My new EeePC 1201PN netbook has 2 GB of RAM. Call me shortsighted but I feel like “that ought to be enough for me”. I’m not trying to claim that it ought to be enough for everyone. I am, however, questioning the utility of swap space for those skilled in the art of computing.
Technology marches on: This ancient 128 MB RAM module is larger than my digital camera’s battery charger… and I just realized that comparison doesn’t make any sense
Does anyone else have this issue? It has gotten to the point where I deliberately disable swap partitions on Linux desktops I’m using (
'swapoff -a'), and try not to allocate a swap partition during install time. I’m encountering Linux installers that seem to be making it tougher to do this, essentially pleading with you to create a swap partition– “Seriously, you might need 8 total gigabytes of virtual memory one day.” I’m of the opinion that if 2 GB of physical memory isn’t enough for my normal operation, I might need to re-examine my processes.
In the course of my normal computer usage (which is definitely not normal by the standard of a normal computer user), swap space is just another way for the software to screw things up behind the scenes. In this case, the mistake is performance-related as the software makes poor decisions about what needs to be kept in RAM.

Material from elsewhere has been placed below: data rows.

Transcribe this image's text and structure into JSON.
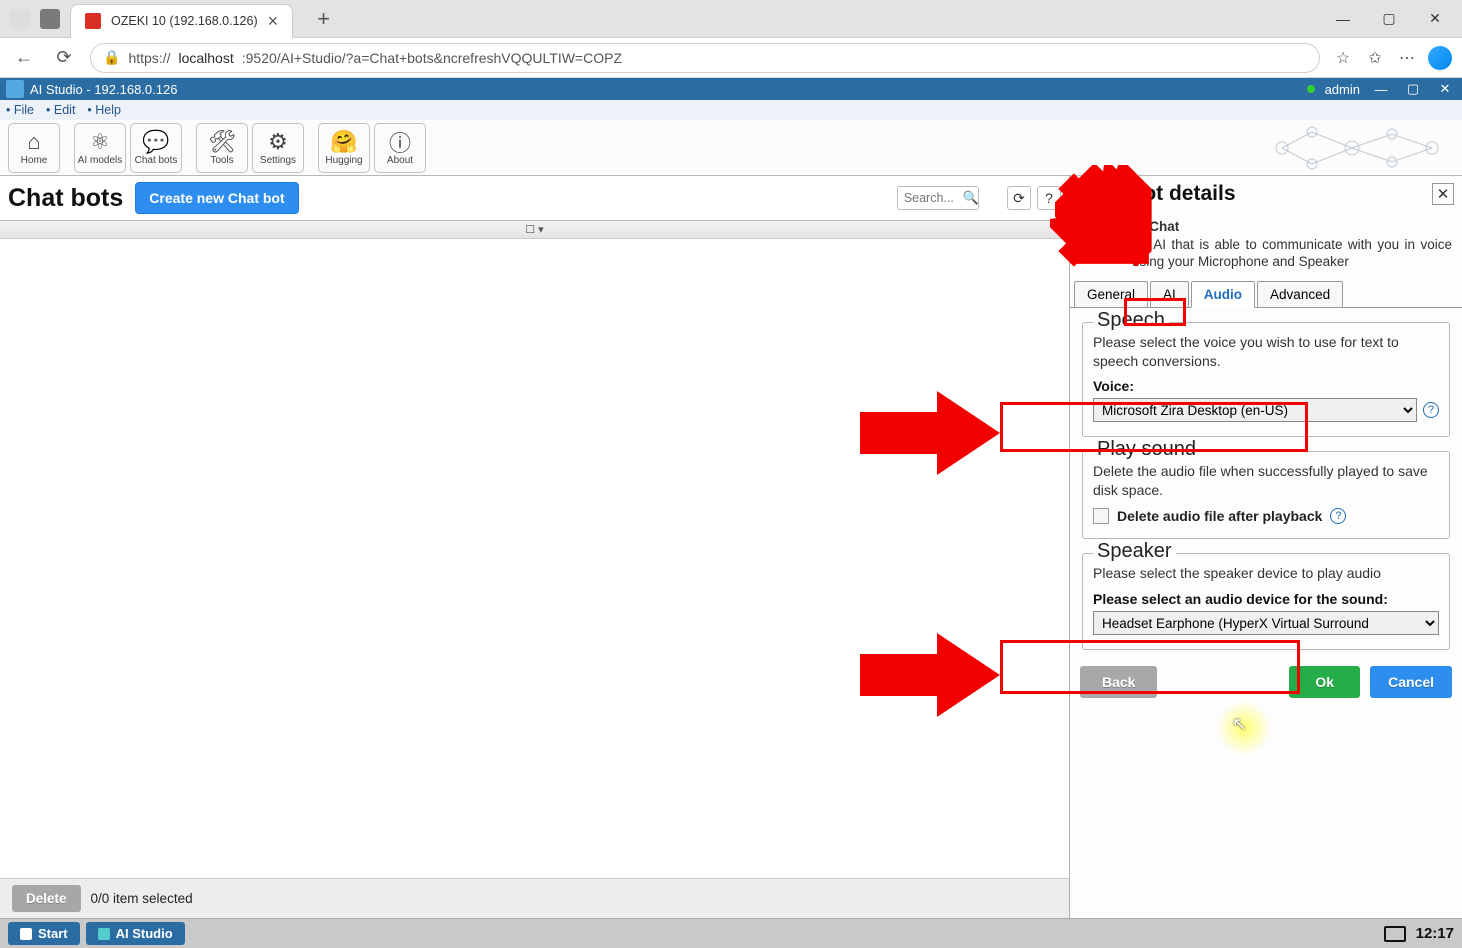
{
  "browser": {
    "tab_title": "OZEKI 10 (192.168.0.126)",
    "url_prefix": "https://",
    "url_domain": "localhost",
    "url_rest": ":9520/AI+Studio/?a=Chat+bots&ncrefreshVQQULTIW=COPZ"
  },
  "app": {
    "title": "AI Studio - 192.168.0.126",
    "user": "admin"
  },
  "menu": {
    "file": "File",
    "edit": "Edit",
    "help": "Help"
  },
  "toolbar": {
    "home": "Home",
    "ai_models": "AI models",
    "chat_bots": "Chat bots",
    "tools": "Tools",
    "settings": "Settings",
    "hugging": "Hugging",
    "about": "About"
  },
  "left": {
    "title": "Chat bots",
    "create_btn": "Create new Chat bot",
    "search_placeholder": "Search...",
    "delete_btn": "Delete",
    "selection": "0/0 item selected"
  },
  "right": {
    "title": "Chat bot details",
    "desc_title": "AI Chat",
    "desc_body": "An AI that is able to communicate with you in voice using your Microphone and Speaker",
    "tabs": {
      "general": "General",
      "ai": "AI",
      "audio": "Audio",
      "advanced": "Advanced"
    },
    "speech": {
      "legend": "Speech",
      "desc": "Please select the voice you wish to use for text to speech conversions.",
      "label": "Voice:",
      "value": "Microsoft Zira Desktop (en-US)"
    },
    "playsound": {
      "legend": "Play sound",
      "desc": "Delete the audio file when successfully played to save disk space.",
      "chk_label": "Delete audio file after playback"
    },
    "speaker": {
      "legend": "Speaker",
      "desc": "Please select the speaker device to play audio",
      "label": "Please select an audio device for the sound:",
      "value": "Headset Earphone (HyperX Virtual Surround"
    },
    "buttons": {
      "back": "Back",
      "ok": "Ok",
      "cancel": "Cancel"
    }
  },
  "taskbar": {
    "start": "Start",
    "ai_studio": "AI Studio",
    "clock": "12:17"
  }
}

And then there are the netbook-oriented Linux distributions that insisted upon setting aside as swap 1/2 gigabyte of the already constrained 4 gigabytes of my Eee PC 701’s on-board flash memory, never offering the choice to opt out of swap space during installation. Earmarking flash memory for swap space is generally regarded as exceptionally poor form. To be fair, I don’t know that SSD has been all that prevalent in netbooks since the very earliest units in the netbook epoch.
Am I alone in this? Does anyone else prefer to keep all of their memory physical in this day and age?